  • Davin, let's say I am a third-party company that has a simple HTTP accessible api that provides you with the current temperature for your city. You're a mobile app developer who wants to use my endpoint /temperature/Boston. Two questions with this scenario: 1) is my endpoint a "REST" endpoint or even close to it and if so 2)What links would I return to you in the representation of the temperature? Or would there not be any? If there were, how would you use them in your mobile app?
  • 1) if you follow RESTful principles for designing the URL and use the appropriate HTTP verbs you could call it RESTful. 2) How about a link to tomorrow's forecast, or next week's? Or whatever other information (like barometric pressure or wind velocity).
  • If you have a simple service, accessed through GET, that given a specific url (say:, always gives the current temperature for Boston, then you basically have a REST service.
  • Any good example to understand client development with jQuery or AngularJS?
  • I can see how this whole link (hypermedia) thing makes sense if you are returning entire html pages to the client -- it makes sense that you could use the provided links to guide the user from page to page and to perform additional functionality on representations. But what if you're just returning xml/json with specific information like weather for your client to display on the top right corner of their page? Do i need to consider hypermedia in this case?
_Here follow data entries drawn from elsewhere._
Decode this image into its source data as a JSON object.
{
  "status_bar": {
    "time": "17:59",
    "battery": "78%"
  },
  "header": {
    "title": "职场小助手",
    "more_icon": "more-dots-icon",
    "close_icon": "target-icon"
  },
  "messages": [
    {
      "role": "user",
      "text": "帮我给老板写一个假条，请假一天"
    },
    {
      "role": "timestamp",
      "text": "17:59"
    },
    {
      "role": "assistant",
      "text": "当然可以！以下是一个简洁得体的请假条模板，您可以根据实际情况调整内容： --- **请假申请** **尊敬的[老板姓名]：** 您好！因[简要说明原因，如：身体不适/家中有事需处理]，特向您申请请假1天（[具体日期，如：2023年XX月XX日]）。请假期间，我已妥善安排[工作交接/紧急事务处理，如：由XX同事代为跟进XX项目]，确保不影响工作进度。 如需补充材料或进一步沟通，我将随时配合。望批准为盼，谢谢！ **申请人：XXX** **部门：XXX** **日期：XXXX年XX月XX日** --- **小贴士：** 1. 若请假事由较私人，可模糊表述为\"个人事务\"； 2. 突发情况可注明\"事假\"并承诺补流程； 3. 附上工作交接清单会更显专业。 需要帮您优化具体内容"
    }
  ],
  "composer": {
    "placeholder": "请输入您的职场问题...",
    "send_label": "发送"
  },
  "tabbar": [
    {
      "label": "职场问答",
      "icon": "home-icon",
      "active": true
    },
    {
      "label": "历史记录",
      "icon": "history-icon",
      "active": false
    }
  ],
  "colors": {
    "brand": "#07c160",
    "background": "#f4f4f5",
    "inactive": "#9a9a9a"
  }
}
  • Maybe. On my android phone I can see the weather displayed, but if I click it I get more information, and if I click that I get sent to the weather provider's page for full details. If you wanted that behavior then you should return not only the current weather details, but also a link to a more detailed weather report, and within that a link to your homepage with the location parameters in the url.